WHAT IS REQUIRED:
Reply with one number, the count of lines below that contain the string "security".

=== Section Start ===

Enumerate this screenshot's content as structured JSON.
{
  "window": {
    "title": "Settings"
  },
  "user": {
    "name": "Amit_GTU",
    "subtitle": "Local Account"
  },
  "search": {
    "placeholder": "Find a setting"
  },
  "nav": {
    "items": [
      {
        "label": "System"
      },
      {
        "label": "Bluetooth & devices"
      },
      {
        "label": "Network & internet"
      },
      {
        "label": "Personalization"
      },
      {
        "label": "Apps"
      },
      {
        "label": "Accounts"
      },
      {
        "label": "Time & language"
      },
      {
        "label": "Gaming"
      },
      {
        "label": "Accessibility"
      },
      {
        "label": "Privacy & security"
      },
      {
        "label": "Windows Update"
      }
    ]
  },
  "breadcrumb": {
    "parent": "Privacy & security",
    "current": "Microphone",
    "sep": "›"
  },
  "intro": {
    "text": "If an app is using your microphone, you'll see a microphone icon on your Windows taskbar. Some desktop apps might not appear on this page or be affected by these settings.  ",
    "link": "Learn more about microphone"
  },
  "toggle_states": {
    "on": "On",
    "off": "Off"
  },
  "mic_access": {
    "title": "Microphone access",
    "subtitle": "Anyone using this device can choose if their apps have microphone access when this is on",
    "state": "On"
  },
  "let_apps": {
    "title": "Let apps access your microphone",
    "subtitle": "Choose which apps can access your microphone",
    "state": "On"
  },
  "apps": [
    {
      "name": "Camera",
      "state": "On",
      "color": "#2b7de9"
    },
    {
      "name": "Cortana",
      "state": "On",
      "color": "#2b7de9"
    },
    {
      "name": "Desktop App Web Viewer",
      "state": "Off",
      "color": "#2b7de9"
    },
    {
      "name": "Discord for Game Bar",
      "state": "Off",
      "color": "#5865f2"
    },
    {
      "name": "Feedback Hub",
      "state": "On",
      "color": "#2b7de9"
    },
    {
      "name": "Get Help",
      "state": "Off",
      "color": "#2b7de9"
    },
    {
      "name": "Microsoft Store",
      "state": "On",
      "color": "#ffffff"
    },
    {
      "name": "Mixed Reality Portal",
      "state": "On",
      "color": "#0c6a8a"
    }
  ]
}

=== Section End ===

RESULT FOR THIS TASK:
2